Assignment. For this exercise, retype all the data exactly and exclude every image.

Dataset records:

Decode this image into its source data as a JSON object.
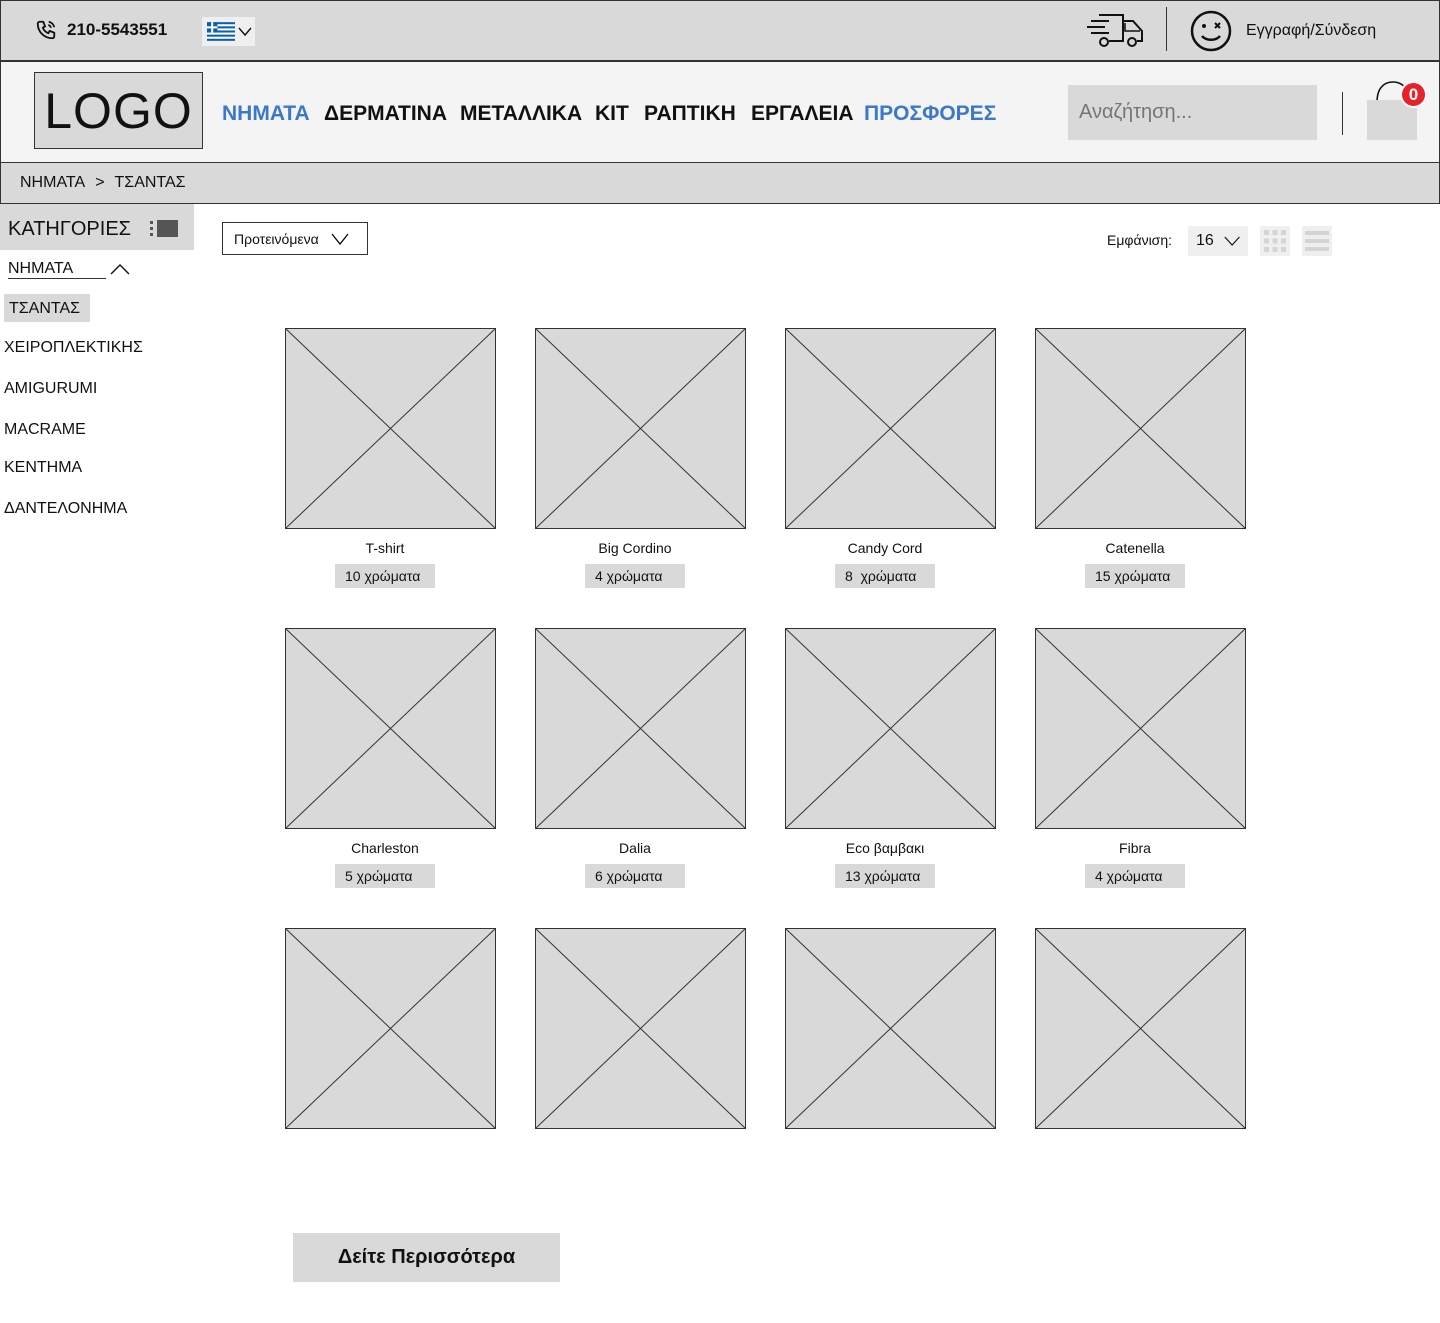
{
  "topbar": {
    "phone": "210-5543551",
    "login_label": "Εγγραφή/Σύνδεση",
    "icons": [
      "phone-icon",
      "greek-flag-icon",
      "delivery-truck-icon",
      "smiley-user-icon"
    ]
  },
  "header": {
    "logo": "LOGO",
    "nav": [
      "ΝΗΜΑΤΑ",
      "ΔΕΡΜΑΤΙΝΑ",
      "ΜΕΤΑΛΛΙΚΑ",
      "ΚΙΤ",
      "ΡΑΠΤΙΚΗ",
      "ΕΡΓΑΛΕΙΑ",
      "ΠΡΟΣΦΟΡΕΣ"
    ],
    "search_placeholder": "Αναζήτηση...",
    "cart_count": "0",
    "accent_color": "#3c78c8",
    "badge_color": "#e8222a"
  },
  "breadcrumb": {
    "items": [
      "ΝΗΜΑΤΑ",
      ">",
      "ΤΣΑΝΤΑΣ"
    ]
  },
  "sidebar": {
    "title": "ΚΑΤΗΓΟΡΙΕΣ",
    "parent": "ΝΗΜΑΤΑ",
    "items": [
      "ΤΣΑΝΤΑΣ",
      "ΧΕΙΡΟΠΛΕΚΤΙΚΗΣ",
      "AMIGURUMI",
      "MACRAME",
      "ΚΕΝΤΗΜΑ",
      "ΔΑΝΤΕΛΟΝΗΜΑ"
    ],
    "active": "ΤΣΑΝΤΑΣ"
  },
  "toolbar": {
    "sort_value": "Προτεινόμενα",
    "show_label": "Εμφάνιση:",
    "per_page": "16"
  },
  "products": [
    {
      "name": "T-shirt",
      "colors": "10 χρώματα"
    },
    {
      "name": "Big Cordino",
      "colors": "4 χρώματα"
    },
    {
      "name": "Candy Cord",
      "colors": "8  χρώματα"
    },
    {
      "name": "Catenella",
      "colors": "15 χρώματα"
    },
    {
      "name": "Charleston",
      "colors": "5 χρώματα"
    },
    {
      "name": "Dalia",
      "colors": "6 χρώματα"
    },
    {
      "name": "Eco βαμβακι",
      "colors": "13 χρώματα"
    },
    {
      "name": "Fibra",
      "colors": "4 χρώματα"
    },
    {
      "name": "",
      "colors": ""
    },
    {
      "name": "",
      "colors": ""
    },
    {
      "name": "",
      "colors": ""
    },
    {
      "name": "",
      "colors": ""
    }
  ],
  "load_more_label": "Δείτε Περισσότερα"
}
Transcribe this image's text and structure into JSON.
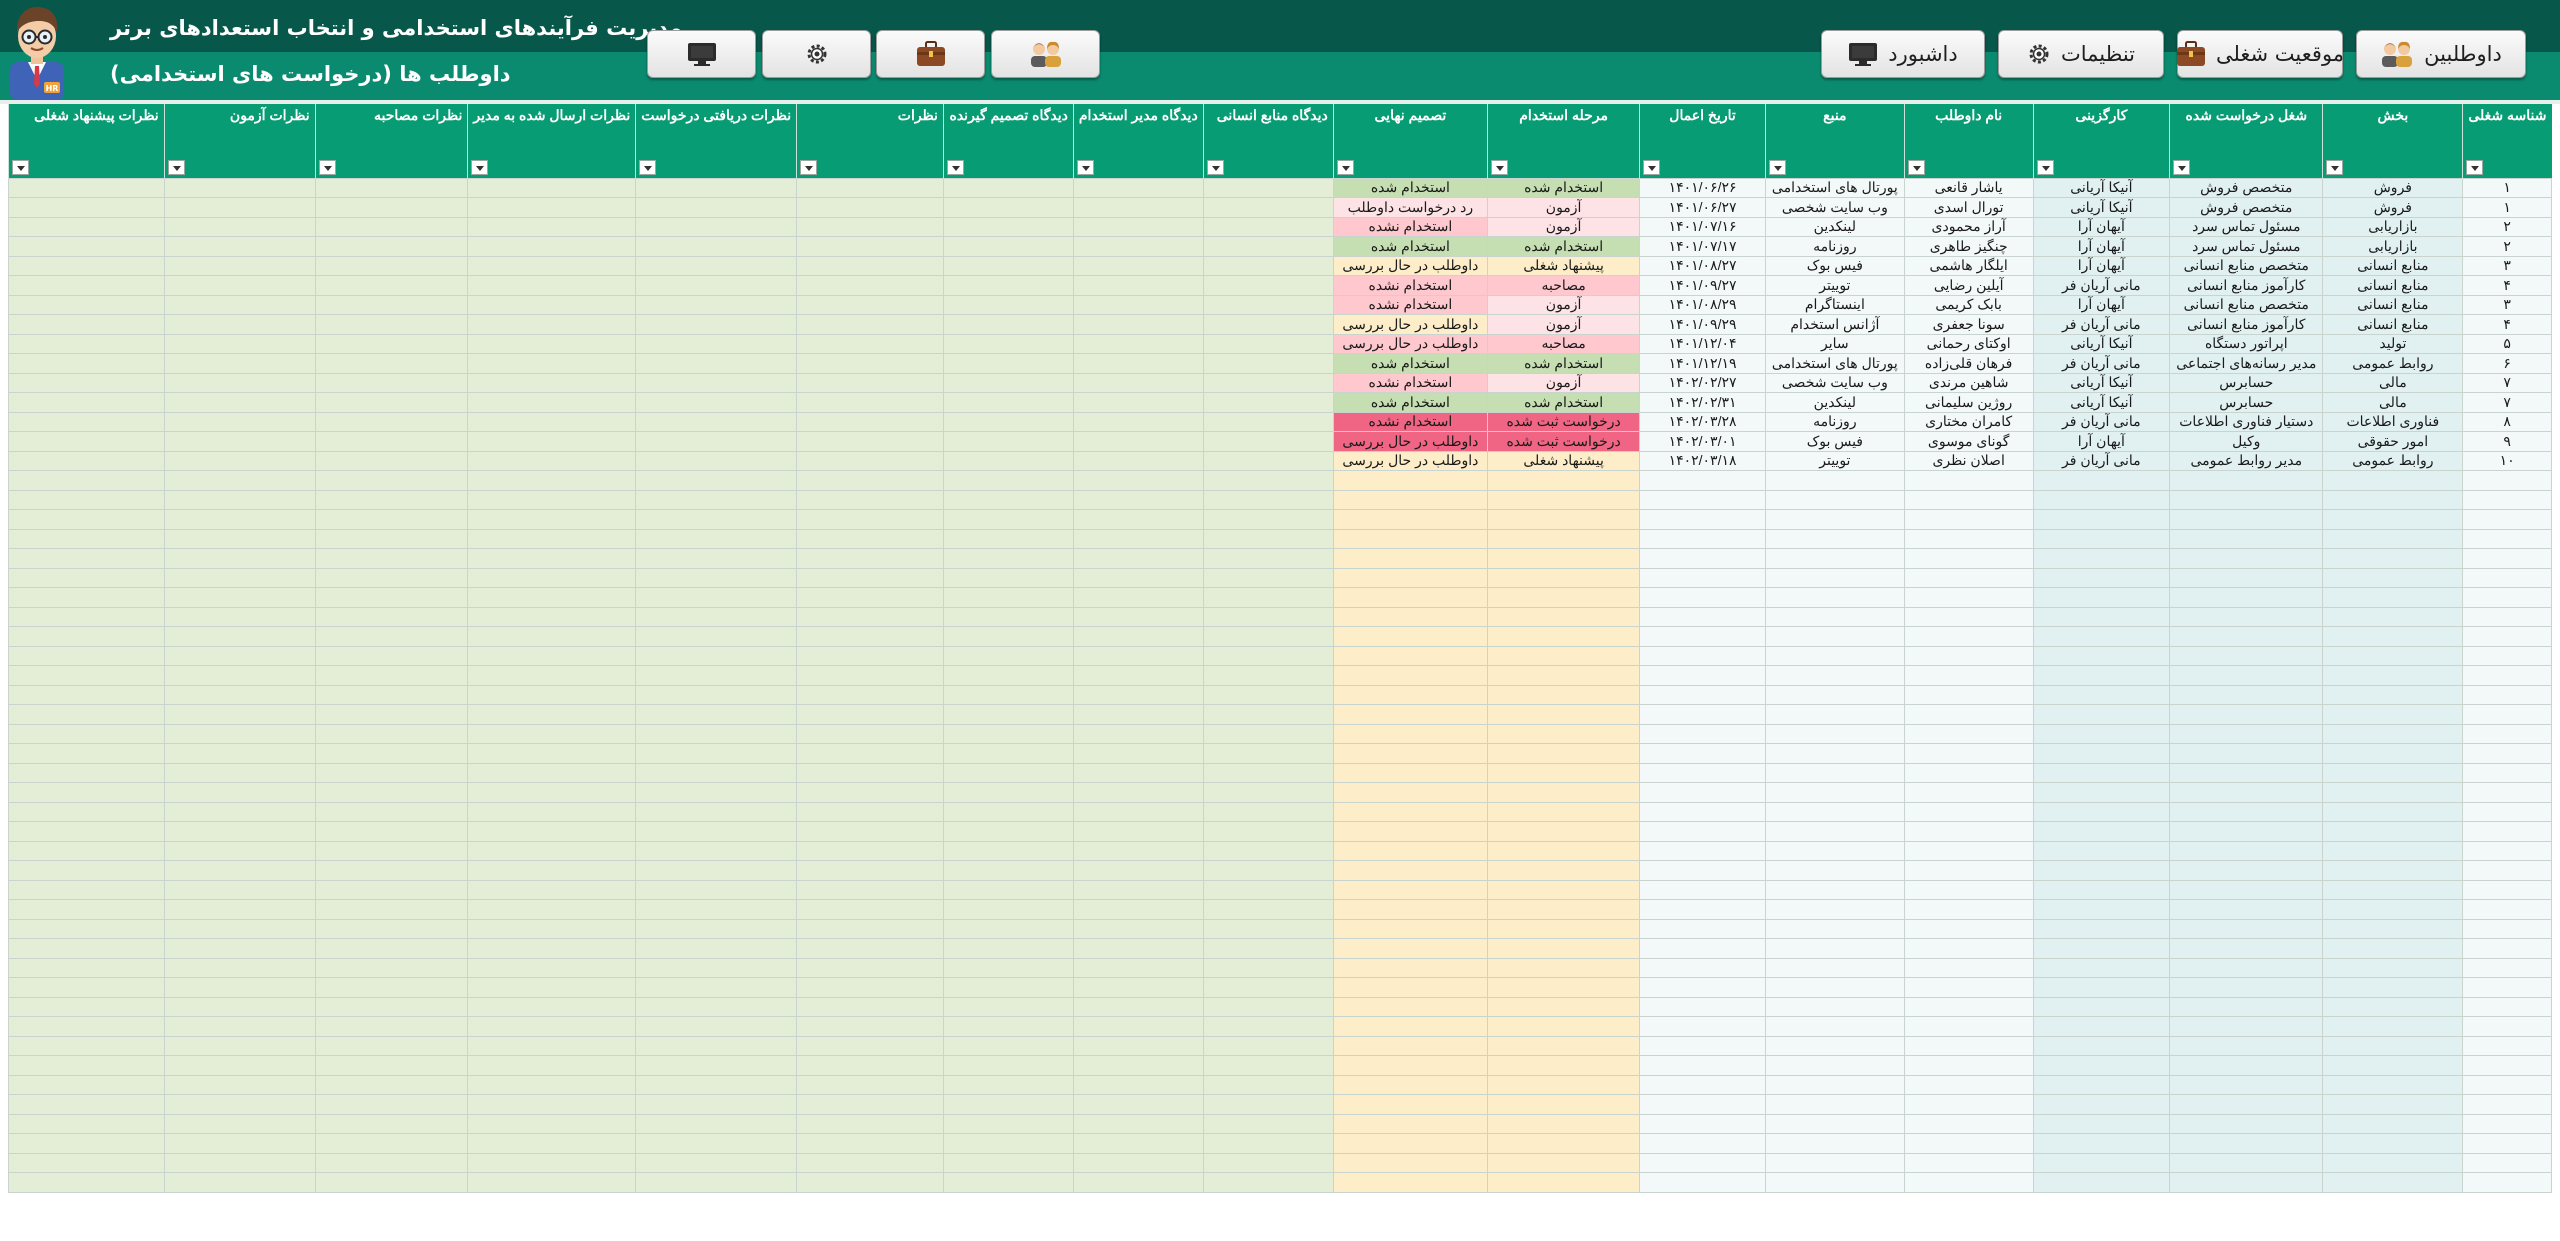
{
  "app": {
    "title": "مدیریت فرآیندهای استخدامی و انتخاب استعدادهای برتر",
    "subtitle": "داوطلب ها (درخواست های استخدامی)",
    "avatar_badge": "HR"
  },
  "nav": {
    "candidates_label": "داوطلبین",
    "positions_label": "موقعیت شغلی",
    "settings_label": "تنظیمات",
    "dashboard_label": "داشبورد"
  },
  "colors": {
    "header_dark": "#07574a",
    "header_light": "#0a8a6f",
    "column_header": "#089c74",
    "status_green": "#c5dfb3",
    "status_pink": "#ffc7ce",
    "status_red": "#f06584"
  },
  "table": {
    "columns": [
      "شناسه شغلی",
      "بخش",
      "شغل درخواست شده",
      "کارگزینی",
      "نام داوطلب",
      "منبع",
      "تاریخ اعمال",
      "مرحله استخدام",
      "تصمیم نهایی",
      "دیدگاه منابع انسانی",
      "دیدگاه مدیر استخدام",
      "دیدگاه تصمیم گیرنده",
      "نظرات",
      "نظرات دریافتی درخواست",
      "نظرات ارسال شده به مدیر",
      "نظرات مصاحبه",
      "نظرات آزمون",
      "نظرات پیشنهاد شغلی"
    ],
    "rows": [
      [
        "۱",
        "فروش",
        "متخصص فروش",
        "آنیکا آریانی",
        "یاشار قانعی",
        "پورتال های استخدامی",
        "۱۴۰۱/۰۶/۲۶",
        "استخدام شده",
        "استخدام شده"
      ],
      [
        "۱",
        "فروش",
        "متخصص فروش",
        "آنیکا آریانی",
        "تورال اسدی",
        "وب سایت شخصی",
        "۱۴۰۱/۰۶/۲۷",
        "آزمون",
        "رد درخواست داوطلب"
      ],
      [
        "۲",
        "بازاریابی",
        "مسئول تماس سرد",
        "آیهان آرا",
        "آراز محمودی",
        "لینکدین",
        "۱۴۰۱/۰۷/۱۶",
        "آزمون",
        "استخدام نشده"
      ],
      [
        "۲",
        "بازاریابی",
        "مسئول تماس سرد",
        "آیهان آرا",
        "چنگیز طاهری",
        "روزنامه",
        "۱۴۰۱/۰۷/۱۷",
        "استخدام شده",
        "استخدام شده"
      ],
      [
        "۳",
        "منابع انسانی",
        "متخصص منابع انسانی",
        "آیهان آرا",
        "ایلگار هاشمی",
        "فیس بوک",
        "۱۴۰۱/۰۸/۲۷",
        "پیشنهاد شغلی",
        "داوطلب در حال بررسی"
      ],
      [
        "۴",
        "منابع انسانی",
        "کارآموز منابع انسانی",
        "مانی آریان فر",
        "آیلین رضایی",
        "توییتر",
        "۱۴۰۱/۰۹/۲۷",
        "مصاحبه",
        "استخدام نشده"
      ],
      [
        "۳",
        "منابع انسانی",
        "متخصص منابع انسانی",
        "آیهان آرا",
        "بابک کریمی",
        "اینستاگرام",
        "۱۴۰۱/۰۸/۲۹",
        "آزمون",
        "استخدام نشده"
      ],
      [
        "۴",
        "منابع انسانی",
        "کارآموز منابع انسانی",
        "مانی آریان فر",
        "سونا جعفری",
        "آژانس استخدام",
        "۱۴۰۱/۰۹/۲۹",
        "آزمون",
        "داوطلب در حال بررسی"
      ],
      [
        "۵",
        "تولید",
        "اپراتور دستگاه",
        "آنیکا آریانی",
        "اوکتای رحمانی",
        "سایر",
        "۱۴۰۱/۱۲/۰۴",
        "مصاحبه",
        "داوطلب در حال بررسی"
      ],
      [
        "۶",
        "روابط عمومی",
        "مدیر رسانه‌های اجتماعی",
        "مانی آریان فر",
        "فرهان قلی‌زاده",
        "پورتال های استخدامی",
        "۱۴۰۱/۱۲/۱۹",
        "استخدام شده",
        "استخدام شده"
      ],
      [
        "۷",
        "مالی",
        "حسابرس",
        "آنیکا آریانی",
        "شاهین مرندی",
        "وب سایت شخصی",
        "۱۴۰۲/۰۲/۲۷",
        "آزمون",
        "استخدام نشده"
      ],
      [
        "۷",
        "مالی",
        "حسابرس",
        "آنیکا آریانی",
        "روژین سلیمانی",
        "لینکدین",
        "۱۴۰۲/۰۲/۳۱",
        "استخدام شده",
        "استخدام شده"
      ],
      [
        "۸",
        "فناوری اطلاعات",
        "دستیار فناوری اطلاعات",
        "مانی آریان فر",
        "کامران مختاری",
        "روزنامه",
        "۱۴۰۲/۰۳/۲۸",
        "درخواست ثبت شده",
        "استخدام نشده"
      ],
      [
        "۹",
        "امور حقوقی",
        "وکیل",
        "آیهان آرا",
        "گونای موسوی",
        "فیس بوک",
        "۱۴۰۲/۰۳/۰۱",
        "درخواست ثبت شده",
        "داوطلب در حال بررسی"
      ],
      [
        "۱۰",
        "روابط عمومی",
        "مدیر روابط عمومی",
        "مانی آریان فر",
        "اصلان نظری",
        "توییتر",
        "۱۴۰۲/۰۳/۱۸",
        "پیشنهاد شغلی",
        "داوطلب در حال بررسی"
      ]
    ]
  }
}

Answer to the exercise.
Decode this image into its source data as a JSON object.
{
  "topbar": {
    "phone": "210-5543551",
    "login_label": "Εγγραφή/Σύνδεση",
    "icons": [
      "phone-icon",
      "greek-flag-icon",
      "delivery-truck-icon",
      "smiley-user-icon"
    ]
  },
  "header": {
    "logo": "LOGO",
    "nav": [
      "ΝΗΜΑΤΑ",
      "ΔΕΡΜΑΤΙΝΑ",
      "ΜΕΤΑΛΛΙΚΑ",
      "ΚΙΤ",
      "ΡΑΠΤΙΚΗ",
      "ΕΡΓΑΛΕΙΑ",
      "ΠΡΟΣΦΟΡΕΣ"
    ],
    "search_placeholder": "Αναζήτηση...",
    "cart_count": "0",
    "accent_color": "#3c78c8",
    "badge_color": "#e8222a"
  },
  "breadcrumb": {
    "items": [
      "ΝΗΜΑΤΑ",
      ">",
      "ΤΣΑΝΤΑΣ"
    ]
  },
  "sidebar": {
    "title": "ΚΑΤΗΓΟΡΙΕΣ",
    "parent": "ΝΗΜΑΤΑ",
    "items": [
      "ΤΣΑΝΤΑΣ",
      "ΧΕΙΡΟΠΛΕΚΤΙΚΗΣ",
      "AMIGURUMI",
      "MACRAME",
      "ΚΕΝΤΗΜΑ",
      "ΔΑΝΤΕΛΟΝΗΜΑ"
    ],
    "active": "ΤΣΑΝΤΑΣ"
  },
  "toolbar": {
    "sort_value": "Προτεινόμενα",
    "show_label": "Εμφάνιση:",
    "per_page": "16"
  },
  "products": [
    {
      "name": "T-shirt",
      "colors": "10 χρώματα"
    },
    {
      "name": "Big Cordino",
      "colors": "4 χρώματα"
    },
    {
      "name": "Candy Cord",
      "colors": "8  χρώματα"
    },
    {
      "name": "Catenella",
      "colors": "15 χρώματα"
    },
    {
      "name": "Charleston",
      "colors": "5 χρώματα"
    },
    {
      "name": "Dalia",
      "colors": "6 χρώματα"
    },
    {
      "name": "Eco βαμβακι",
      "colors": "13 χρώματα"
    },
    {
      "name": "Fibra",
      "colors": "4 χρώματα"
    },
    {
      "name": "",
      "colors": ""
    },
    {
      "name": "",
      "colors": ""
    },
    {
      "name": "",
      "colors": ""
    },
    {
      "name": "",
      "colors": ""
    }
  ],
  "load_more_label": "Δείτε Περισσότερα"
}
Transcribe this image's text and structure into JSON.
{
  "app": {
    "title": "مدیریت فرآیندهای استخدامی و انتخاب استعدادهای برتر",
    "subtitle": "داوطلب ها (درخواست های استخدامی)",
    "avatar_badge": "HR"
  },
  "nav": {
    "candidates_label": "داوطلبین",
    "positions_label": "موقعیت شغلی",
    "settings_label": "تنظیمات",
    "dashboard_label": "داشبورد"
  },
  "colors": {
    "header_dark": "#07574a",
    "header_light": "#0a8a6f",
    "column_header": "#089c74",
    "status_green": "#c5dfb3",
    "status_pink": "#ffc7ce",
    "status_red": "#f06584"
  },
  "table": {
    "columns": [
      "شناسه شغلی",
      "بخش",
      "شغل درخواست شده",
      "کارگزینی",
      "نام داوطلب",
      "منبع",
      "تاریخ اعمال",
      "مرحله استخدام",
      "تصمیم نهایی",
      "دیدگاه منابع انسانی",
      "دیدگاه مدیر استخدام",
      "دیدگاه تصمیم گیرنده",
      "نظرات",
      "نظرات دریافتی درخواست",
      "نظرات ارسال شده به مدیر",
      "نظرات مصاحبه",
      "نظرات آزمون",
      "نظرات پیشنهاد شغلی"
    ],
    "rows": [
      [
        "۱",
        "فروش",
        "متخصص فروش",
        "آنیکا آریانی",
        "یاشار قانعی",
        "پورتال های استخدامی",
        "۱۴۰۱/۰۶/۲۶",
        "استخدام شده",
        "استخدام شده"
      ],
      [
        "۱",
        "فروش",
        "متخصص فروش",
        "آنیکا آریانی",
        "تورال اسدی",
        "وب سایت شخصی",
        "۱۴۰۱/۰۶/۲۷",
        "آزمون",
        "رد درخواست داوطلب"
      ],
      [
        "۲",
        "بازاریابی",
        "مسئول تماس سرد",
        "آیهان آرا",
        "آراز محمودی",
        "لینکدین",
        "۱۴۰۱/۰۷/۱۶",
        "آزمون",
        "استخدام نشده"
      ],
      [
        "۲",
        "بازاریابی",
        "مسئول تماس سرد",
        "آیهان آرا",
        "چنگیز طاهری",
        "روزنامه",
        "۱۴۰۱/۰۷/۱۷",
        "استخدام شده",
        "استخدام شده"
      ],
      [
        "۳",
        "منابع انسانی",
        "متخصص منابع انسانی",
        "آیهان آرا",
        "ایلگار هاشمی",
        "فیس بوک",
        "۱۴۰۱/۰۸/۲۷",
        "پیشنهاد شغلی",
        "داوطلب در حال بررسی"
      ],
      [
        "۴",
        "منابع انسانی",
        "کارآموز منابع انسانی",
        "مانی آریان فر",
        "آیلین رضایی",
        "توییتر",
        "۱۴۰۱/۰۹/۲۷",
        "مصاحبه",
        "استخدام نشده"
      ],
      [
        "۳",
        "منابع انسانی",
        "متخصص منابع انسانی",
        "آیهان آرا",
        "بابک کریمی",
        "اینستاگرام",
        "۱۴۰۱/۰۸/۲۹",
        "آزمون",
        "استخدام نشده"
      ],
      [
        "۴",
        "منابع انسانی",
        "کارآموز منابع انسانی",
        "مانی آریان فر",
        "سونا جعفری",
        "آژانس استخدام",
        "۱۴۰۱/۰۹/۲۹",
        "آزمون",
        "داوطلب در حال بررسی"
      ],
      [
        "۵",
        "تولید",
        "اپراتور دستگاه",
        "آنیکا آریانی",
        "اوکتای رحمانی",
        "سایر",
        "۱۴۰۱/۱۲/۰۴",
        "مصاحبه",
        "داوطلب در حال بررسی"
      ],
      [
        "۶",
        "روابط عمومی",
        "مدیر رسانه‌های اجتماعی",
        "مانی آریان فر",
        "فرهان قلی‌زاده",
        "پورتال های استخدامی",
        "۱۴۰۱/۱۲/۱۹",
        "استخدام شده",
        "استخدام شده"
      ],
      [
        "۷",
        "مالی",
        "حسابرس",
        "آنیکا آریانی",
        "شاهین مرندی",
        "وب سایت شخصی",
        "۱۴۰۲/۰۲/۲۷",
        "آزمون",
        "استخدام نشده"
      ],
      [
        "۷",
        "مالی",
        "حسابرس",
        "آنیکا آریانی",
        "روژین سلیمانی",
        "لینکدین",
        "۱۴۰۲/۰۲/۳۱",
        "استخدام شده",
        "استخدام شده"
      ],
      [
        "۸",
        "فناوری اطلاعات",
        "دستیار فناوری اطلاعات",
        "مانی آریان فر",
        "کامران مختاری",
        "روزنامه",
        "۱۴۰۲/۰۳/۲۸",
        "درخواست ثبت شده",
        "استخدام نشده"
      ],
      [
        "۹",
        "امور حقوقی",
        "وکیل",
        "آیهان آرا",
        "گونای موسوی",
        "فیس بوک",
        "۱۴۰۲/۰۳/۰۱",
        "درخواست ثبت شده",
        "داوطلب در حال بررسی"
      ],
      [
        "۱۰",
        "روابط عمومی",
        "مدیر روابط عمومی",
        "مانی آریان فر",
        "اصلان نظری",
        "توییتر",
        "۱۴۰۲/۰۳/۱۸",
        "پیشنهاد شغلی",
        "داوطلب در حال بررسی"
      ]
    ]
  }
}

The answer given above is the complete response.